In 2003, our field teams working in the Triassic age sediments within the Grand Staircase–Escalante National Monument in Utah discovered the almost complete, articulated skeleton of a Poposaurus. Poposaurus is a little known carnivore that, while it resembles a small theropod dinosaur, is actually more closely related to crocodilians. For the past year we have been carefully removing the rock (the matrix) that has entombed this important skeleton for over 240 million years.
Assistant Preparator Vicki Fitzgerald and Curator Jacques Gauthier open one of the 6 field jackets of the Poposaurus collected in 2003. Large specimens were encased in plaster and burlap to protect them during their long trip from Utah back to New Haven. In the Lab the jackets are carefully opened to reveal the specimen inside.
Vicki carefully cleans and glues together all the tiny fragments of bone that had weathered out from our Poposaurus fossils (fossils can only be found when they weather out of rock). Paleontologists walk every hill and gully looking for tiny bits of bone that indicate that there could be a whole skeleton just underneath the surface.

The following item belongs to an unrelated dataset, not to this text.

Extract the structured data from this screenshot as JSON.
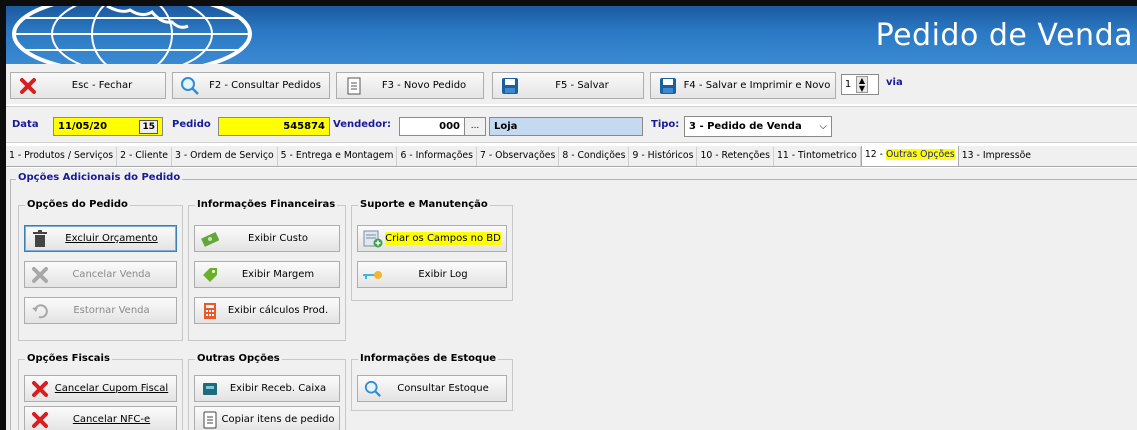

The jackets contain most of the bones from the rear part of the skeleton. The open jackets, which have been partially prepared, are laid our in the picture to show how the specimen lay in the rock. The outline drawing shows how the bones were preserved.